Welcome to our frame narrative. First, our unnamed narrator introduces the frame for the story (the evening spent aboard the Nellie). Why do we start out like this? Well, because we have another narrator, we can stop Marlow's story and hear commentary on the Thames River and its surroundings. We also get some great little lines about Marlow's voice, with the implicit parallel to Kurtz. In short, the nameless narrator is an opportunity for more commentary, more connections, and more flexing of Conrad's literary muscles.
And then there's this little tidbit about Marlow:

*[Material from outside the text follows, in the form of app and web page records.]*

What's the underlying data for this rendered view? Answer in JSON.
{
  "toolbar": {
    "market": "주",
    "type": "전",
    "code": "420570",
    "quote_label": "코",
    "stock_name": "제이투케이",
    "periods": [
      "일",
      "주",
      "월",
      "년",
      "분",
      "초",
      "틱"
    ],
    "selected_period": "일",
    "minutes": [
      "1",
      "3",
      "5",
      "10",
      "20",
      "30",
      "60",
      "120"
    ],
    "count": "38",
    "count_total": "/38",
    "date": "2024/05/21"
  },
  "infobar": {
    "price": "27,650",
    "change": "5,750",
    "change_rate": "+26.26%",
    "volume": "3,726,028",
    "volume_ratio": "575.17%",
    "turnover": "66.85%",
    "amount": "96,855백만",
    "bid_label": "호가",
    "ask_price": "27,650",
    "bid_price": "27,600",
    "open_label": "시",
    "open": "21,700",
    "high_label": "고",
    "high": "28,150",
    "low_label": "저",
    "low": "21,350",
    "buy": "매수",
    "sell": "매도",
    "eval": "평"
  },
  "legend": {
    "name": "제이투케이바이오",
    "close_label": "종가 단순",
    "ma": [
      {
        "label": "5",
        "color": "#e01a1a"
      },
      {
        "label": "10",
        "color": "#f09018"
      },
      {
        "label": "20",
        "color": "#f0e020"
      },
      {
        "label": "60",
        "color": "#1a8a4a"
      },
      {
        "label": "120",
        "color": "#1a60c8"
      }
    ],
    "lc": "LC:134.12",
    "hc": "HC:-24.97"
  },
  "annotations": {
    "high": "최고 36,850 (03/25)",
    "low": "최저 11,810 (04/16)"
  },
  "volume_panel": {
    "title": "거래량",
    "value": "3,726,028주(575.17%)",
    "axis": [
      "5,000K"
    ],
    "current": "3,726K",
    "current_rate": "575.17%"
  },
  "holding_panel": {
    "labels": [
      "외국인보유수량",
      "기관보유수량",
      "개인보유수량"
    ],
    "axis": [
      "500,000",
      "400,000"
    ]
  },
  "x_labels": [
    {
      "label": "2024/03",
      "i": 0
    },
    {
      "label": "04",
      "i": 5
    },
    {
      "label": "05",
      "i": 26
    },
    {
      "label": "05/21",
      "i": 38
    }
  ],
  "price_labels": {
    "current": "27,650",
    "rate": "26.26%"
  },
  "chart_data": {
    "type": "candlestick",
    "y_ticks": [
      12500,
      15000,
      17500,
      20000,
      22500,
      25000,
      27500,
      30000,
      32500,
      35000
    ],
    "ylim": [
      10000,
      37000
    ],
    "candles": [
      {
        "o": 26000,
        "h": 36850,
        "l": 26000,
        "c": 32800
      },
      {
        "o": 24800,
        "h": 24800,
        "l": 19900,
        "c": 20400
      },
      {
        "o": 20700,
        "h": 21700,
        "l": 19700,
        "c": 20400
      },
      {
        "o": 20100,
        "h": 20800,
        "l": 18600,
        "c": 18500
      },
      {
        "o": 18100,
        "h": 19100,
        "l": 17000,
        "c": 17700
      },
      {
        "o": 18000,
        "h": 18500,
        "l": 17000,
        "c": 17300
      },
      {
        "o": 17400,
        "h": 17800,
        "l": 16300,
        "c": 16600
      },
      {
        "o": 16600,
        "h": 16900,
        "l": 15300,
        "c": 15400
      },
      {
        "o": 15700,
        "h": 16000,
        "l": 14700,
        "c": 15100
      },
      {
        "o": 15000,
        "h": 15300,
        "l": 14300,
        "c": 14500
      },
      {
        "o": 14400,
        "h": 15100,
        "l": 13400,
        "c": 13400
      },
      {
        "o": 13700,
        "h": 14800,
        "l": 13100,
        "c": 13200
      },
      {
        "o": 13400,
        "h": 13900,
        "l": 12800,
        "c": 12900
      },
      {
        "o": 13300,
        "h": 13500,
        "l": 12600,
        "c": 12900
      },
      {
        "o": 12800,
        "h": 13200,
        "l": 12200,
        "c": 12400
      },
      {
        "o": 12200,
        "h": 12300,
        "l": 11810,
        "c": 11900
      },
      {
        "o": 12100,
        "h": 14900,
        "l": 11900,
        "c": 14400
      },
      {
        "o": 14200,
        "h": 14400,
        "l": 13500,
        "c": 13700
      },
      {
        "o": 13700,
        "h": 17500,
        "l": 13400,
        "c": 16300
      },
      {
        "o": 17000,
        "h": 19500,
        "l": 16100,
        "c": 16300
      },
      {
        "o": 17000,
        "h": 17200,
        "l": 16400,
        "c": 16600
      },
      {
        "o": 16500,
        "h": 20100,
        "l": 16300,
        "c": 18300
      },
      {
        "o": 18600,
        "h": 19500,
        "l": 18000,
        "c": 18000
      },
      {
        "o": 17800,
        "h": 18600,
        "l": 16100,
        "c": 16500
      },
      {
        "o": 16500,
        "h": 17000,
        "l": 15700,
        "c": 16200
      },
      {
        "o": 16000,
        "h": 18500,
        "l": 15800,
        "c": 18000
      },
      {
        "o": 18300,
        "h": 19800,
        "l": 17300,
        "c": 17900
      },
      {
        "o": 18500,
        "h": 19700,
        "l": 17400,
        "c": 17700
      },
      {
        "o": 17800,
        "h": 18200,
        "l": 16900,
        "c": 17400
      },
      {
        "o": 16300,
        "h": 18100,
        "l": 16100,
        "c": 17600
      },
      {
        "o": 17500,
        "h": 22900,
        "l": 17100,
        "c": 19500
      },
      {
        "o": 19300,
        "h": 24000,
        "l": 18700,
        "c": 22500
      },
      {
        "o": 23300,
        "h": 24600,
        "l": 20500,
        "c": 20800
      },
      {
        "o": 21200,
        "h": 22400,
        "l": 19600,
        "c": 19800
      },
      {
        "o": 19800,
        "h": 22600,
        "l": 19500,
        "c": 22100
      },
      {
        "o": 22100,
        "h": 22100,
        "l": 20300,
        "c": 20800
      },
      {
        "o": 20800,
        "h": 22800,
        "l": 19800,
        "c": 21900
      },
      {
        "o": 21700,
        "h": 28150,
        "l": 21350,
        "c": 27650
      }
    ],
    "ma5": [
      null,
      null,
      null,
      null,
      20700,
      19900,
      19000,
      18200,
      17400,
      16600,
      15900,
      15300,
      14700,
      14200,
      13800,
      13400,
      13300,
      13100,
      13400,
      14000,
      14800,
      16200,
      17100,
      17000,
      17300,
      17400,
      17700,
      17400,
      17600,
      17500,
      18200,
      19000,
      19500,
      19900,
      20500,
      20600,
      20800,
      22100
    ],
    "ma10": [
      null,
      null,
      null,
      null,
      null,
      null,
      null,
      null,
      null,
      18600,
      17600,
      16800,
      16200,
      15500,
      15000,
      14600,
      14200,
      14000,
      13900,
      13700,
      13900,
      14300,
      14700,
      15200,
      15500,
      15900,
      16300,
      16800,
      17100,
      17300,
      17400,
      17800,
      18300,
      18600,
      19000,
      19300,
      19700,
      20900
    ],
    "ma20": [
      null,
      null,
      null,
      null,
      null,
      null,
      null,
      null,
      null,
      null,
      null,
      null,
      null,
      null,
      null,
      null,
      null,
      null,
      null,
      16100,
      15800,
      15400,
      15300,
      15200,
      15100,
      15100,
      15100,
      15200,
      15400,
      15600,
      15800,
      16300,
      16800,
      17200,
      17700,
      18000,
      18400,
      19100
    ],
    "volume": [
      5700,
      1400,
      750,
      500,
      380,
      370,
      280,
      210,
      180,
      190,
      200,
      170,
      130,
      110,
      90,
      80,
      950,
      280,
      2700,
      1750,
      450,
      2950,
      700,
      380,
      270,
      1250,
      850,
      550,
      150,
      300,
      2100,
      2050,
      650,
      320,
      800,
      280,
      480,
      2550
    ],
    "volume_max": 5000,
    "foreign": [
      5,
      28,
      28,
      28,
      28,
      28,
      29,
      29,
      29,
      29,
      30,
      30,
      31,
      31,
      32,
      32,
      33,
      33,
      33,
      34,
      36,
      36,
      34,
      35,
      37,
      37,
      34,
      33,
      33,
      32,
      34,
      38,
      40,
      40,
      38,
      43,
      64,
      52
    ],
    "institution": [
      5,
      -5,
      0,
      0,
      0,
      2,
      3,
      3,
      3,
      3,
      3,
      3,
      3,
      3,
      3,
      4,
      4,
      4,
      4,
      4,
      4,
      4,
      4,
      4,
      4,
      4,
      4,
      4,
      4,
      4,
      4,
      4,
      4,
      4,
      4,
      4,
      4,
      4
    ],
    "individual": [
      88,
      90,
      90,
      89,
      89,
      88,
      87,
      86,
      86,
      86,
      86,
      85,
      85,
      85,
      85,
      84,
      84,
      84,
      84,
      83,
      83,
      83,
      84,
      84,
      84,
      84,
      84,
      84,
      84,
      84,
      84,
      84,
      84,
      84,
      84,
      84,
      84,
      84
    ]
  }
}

to him the meaning of an episode was not inside like a kernel but outside, enveloping the tale which brought it out only as a glow brings out a haze, in the likeness of one of those misty halos that sometimes are made visible by the spectral illumination of moonshine. (1.9)
If the meaning of this story is similarly on the outside, then we need to be outside this story (i.e., on the Thames) to understand Conrad's parallels between the Thames and Congo Rivers, Europe and Africa, white Europeans and black Africans, etc. Pretty neat.
Obviously, the frame is crucial to Conrad's whole literary agenda. But once Marlow starts yapping away, most of the novel is told from his point of view. We have to ask: just how accurate is his portrayal of Kurtz as a madman? Just how frightening is the interior? Since Marlow clearly has point to make, and isn't above lying to make a point (as with the Intended), can we trust that he's being straight with us? And would it matter if he weren't?